UNITED NATIONS (Reuters) - The U.N. Security Council is set to sanction Abubakar Shekau, leader of Nigeria’s Boko Haram, and its faction Ansaru, the first individual and entity to be designated by the world body since the Islamist militant group was blacklisted last month.
Russia has delayed the process by placing a technical hold on the designations, but diplomats say it is simply to give Moscow more time to complete its review of the proposal made by Nigeria to the Security Council al Qaeda sanctions committee.
“We would expect those listings to be approved and they would be sanctioned perhaps by the end of the week or early next week,” said a senior council diplomat, speaking on condition of anonymity.
Once Russia lifts the hold, Shekau and Ansaru would be banned from international travel and have their assets frozen.
Last month, the Security Council al Qaeda sanctions committee blacklisted Boko Haram at the request of Nigeria, following global outrage when the group kidnapped more than 250 girls from a secondary school in remote northeastern Nigeria on April 14.
The Islamist militant group was described in the U.N. listing as an affiliate of al Qaeda and the Organization of al Qaeda in the Islamic Maghreb (AQIM). It is subjected to a travel ban, an asset freeze and an arms embargo.
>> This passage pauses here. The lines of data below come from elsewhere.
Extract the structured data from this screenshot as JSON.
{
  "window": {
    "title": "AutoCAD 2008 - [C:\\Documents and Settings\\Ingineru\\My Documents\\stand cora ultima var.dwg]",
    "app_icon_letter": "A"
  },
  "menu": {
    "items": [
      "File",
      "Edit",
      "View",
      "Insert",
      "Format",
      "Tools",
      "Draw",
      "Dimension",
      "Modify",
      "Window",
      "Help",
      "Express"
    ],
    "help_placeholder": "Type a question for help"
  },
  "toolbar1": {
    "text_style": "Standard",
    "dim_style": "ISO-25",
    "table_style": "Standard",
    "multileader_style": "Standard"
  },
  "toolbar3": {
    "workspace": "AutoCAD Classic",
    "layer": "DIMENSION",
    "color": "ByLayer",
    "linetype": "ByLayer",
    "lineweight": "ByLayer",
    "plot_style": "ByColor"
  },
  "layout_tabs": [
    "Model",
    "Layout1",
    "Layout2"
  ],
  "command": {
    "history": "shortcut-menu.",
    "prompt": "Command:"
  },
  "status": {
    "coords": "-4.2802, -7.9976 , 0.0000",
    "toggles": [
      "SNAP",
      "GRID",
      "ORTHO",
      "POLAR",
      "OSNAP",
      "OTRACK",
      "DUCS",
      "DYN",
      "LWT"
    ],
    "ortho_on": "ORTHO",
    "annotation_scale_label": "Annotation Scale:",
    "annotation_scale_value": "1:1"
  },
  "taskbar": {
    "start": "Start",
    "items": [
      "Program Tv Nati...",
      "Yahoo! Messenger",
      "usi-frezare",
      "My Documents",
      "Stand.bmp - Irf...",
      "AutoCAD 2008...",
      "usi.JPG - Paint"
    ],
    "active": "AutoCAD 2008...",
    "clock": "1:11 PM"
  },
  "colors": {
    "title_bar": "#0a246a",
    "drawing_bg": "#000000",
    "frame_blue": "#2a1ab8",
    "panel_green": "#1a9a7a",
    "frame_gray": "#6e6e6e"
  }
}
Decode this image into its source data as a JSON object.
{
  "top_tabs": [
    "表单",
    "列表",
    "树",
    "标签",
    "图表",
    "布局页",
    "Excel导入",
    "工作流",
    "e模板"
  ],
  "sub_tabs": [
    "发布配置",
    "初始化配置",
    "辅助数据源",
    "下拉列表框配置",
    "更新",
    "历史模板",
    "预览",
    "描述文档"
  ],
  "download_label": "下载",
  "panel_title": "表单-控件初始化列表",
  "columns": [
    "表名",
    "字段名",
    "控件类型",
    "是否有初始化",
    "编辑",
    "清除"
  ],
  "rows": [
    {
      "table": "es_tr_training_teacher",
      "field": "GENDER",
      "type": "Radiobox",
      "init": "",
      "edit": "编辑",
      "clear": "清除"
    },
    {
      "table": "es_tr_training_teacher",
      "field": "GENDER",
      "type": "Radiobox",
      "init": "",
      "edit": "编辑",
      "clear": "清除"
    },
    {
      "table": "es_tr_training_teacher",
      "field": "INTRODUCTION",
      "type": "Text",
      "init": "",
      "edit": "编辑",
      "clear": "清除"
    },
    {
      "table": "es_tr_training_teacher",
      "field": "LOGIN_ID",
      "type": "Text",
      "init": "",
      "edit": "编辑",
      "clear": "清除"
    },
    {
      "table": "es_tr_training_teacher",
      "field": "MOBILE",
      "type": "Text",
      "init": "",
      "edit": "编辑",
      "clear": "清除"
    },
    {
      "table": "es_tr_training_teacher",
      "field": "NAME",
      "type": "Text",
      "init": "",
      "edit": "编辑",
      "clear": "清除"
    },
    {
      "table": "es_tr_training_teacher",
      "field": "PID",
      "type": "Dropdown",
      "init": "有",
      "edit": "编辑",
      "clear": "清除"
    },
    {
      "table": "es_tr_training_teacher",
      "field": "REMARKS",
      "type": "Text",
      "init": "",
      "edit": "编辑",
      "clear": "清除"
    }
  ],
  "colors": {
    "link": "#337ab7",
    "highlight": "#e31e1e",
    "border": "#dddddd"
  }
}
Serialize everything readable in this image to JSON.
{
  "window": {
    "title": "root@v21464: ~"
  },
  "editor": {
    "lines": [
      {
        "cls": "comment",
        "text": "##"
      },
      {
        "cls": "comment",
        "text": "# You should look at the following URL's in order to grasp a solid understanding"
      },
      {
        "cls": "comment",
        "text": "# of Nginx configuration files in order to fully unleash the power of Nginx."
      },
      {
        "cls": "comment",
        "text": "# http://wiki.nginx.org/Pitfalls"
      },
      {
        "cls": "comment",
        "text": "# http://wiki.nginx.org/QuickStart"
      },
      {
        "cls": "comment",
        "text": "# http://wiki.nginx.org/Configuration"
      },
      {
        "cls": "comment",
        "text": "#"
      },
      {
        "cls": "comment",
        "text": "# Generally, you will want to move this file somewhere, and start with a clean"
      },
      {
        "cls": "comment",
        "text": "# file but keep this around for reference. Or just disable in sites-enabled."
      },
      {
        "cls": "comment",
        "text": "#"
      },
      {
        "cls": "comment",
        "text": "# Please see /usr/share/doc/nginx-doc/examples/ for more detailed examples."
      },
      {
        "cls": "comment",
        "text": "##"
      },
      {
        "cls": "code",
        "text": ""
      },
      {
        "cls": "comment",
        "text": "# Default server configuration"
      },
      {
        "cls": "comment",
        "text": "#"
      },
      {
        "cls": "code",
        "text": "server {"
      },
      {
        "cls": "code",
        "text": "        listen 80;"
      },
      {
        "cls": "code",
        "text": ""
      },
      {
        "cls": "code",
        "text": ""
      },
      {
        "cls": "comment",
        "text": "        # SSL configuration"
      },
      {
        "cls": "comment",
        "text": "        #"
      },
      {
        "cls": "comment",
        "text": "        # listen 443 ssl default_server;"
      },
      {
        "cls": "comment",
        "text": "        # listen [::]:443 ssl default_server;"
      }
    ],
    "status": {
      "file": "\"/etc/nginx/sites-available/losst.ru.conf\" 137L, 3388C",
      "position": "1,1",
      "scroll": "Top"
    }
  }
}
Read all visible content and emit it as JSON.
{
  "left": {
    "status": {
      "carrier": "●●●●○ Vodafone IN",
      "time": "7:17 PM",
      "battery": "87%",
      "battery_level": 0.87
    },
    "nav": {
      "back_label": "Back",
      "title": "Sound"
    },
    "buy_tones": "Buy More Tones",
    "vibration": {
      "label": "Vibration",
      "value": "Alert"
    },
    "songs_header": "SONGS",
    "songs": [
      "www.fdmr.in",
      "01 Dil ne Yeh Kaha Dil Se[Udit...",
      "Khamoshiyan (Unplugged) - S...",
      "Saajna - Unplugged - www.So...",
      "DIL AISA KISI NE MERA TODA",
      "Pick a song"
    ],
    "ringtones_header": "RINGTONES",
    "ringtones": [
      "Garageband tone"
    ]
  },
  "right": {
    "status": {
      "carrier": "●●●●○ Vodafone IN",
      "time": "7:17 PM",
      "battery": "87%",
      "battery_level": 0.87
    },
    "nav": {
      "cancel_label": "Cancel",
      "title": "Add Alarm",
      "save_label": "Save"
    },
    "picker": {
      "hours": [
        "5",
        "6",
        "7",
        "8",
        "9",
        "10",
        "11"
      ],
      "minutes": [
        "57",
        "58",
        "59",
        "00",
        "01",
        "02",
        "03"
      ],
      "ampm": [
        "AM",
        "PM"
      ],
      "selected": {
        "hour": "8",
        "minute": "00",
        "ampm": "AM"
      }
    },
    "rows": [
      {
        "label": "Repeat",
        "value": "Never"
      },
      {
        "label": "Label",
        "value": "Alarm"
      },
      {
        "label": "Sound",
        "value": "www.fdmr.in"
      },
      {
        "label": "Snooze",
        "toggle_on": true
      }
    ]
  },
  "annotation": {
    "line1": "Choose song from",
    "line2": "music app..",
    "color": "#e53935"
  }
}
Boko Haram faction Ansaru, which is blamed for the killing of several Western hostages, is AQIM’s bona fide affiliate in Nigeria, and called itself “al Qaeda in the Land Beyond the Sahara” in a video with a British and Italian hostage in 2011.
Ansaru broke off from Boko Haram in protest at its killing 186 mostly Muslim civilians in the medieval Islamic city of Kano in early 2012.
Shekau is the purported leader of Boko Haram. A year ago, U.S. Secretary of State John Kerry authorized a reward of up to $7 million for information leading to his location.
Boko Haram’s five-year-old insurgency is aimed at reviving a medieval Islamic caliphate in modern Nigeria, whose 170 million people are split about evenly between Christians and Muslims. The group is becoming, by far, the biggest security threat to Africa’s top oil producer.
Boko Haram, which in the Hausa language broadly means “Western education is sinful,” is loosely modeled on the Taliban movement in Afghanistan.
Nigeria’s government and army say they are doing all they can to free the schoolgirls, and know where they are being held. They have ruled out exchanging them for militant prisoners and say any bid to force their release could lead to a bloodbath.
Editing by Bernadette Baum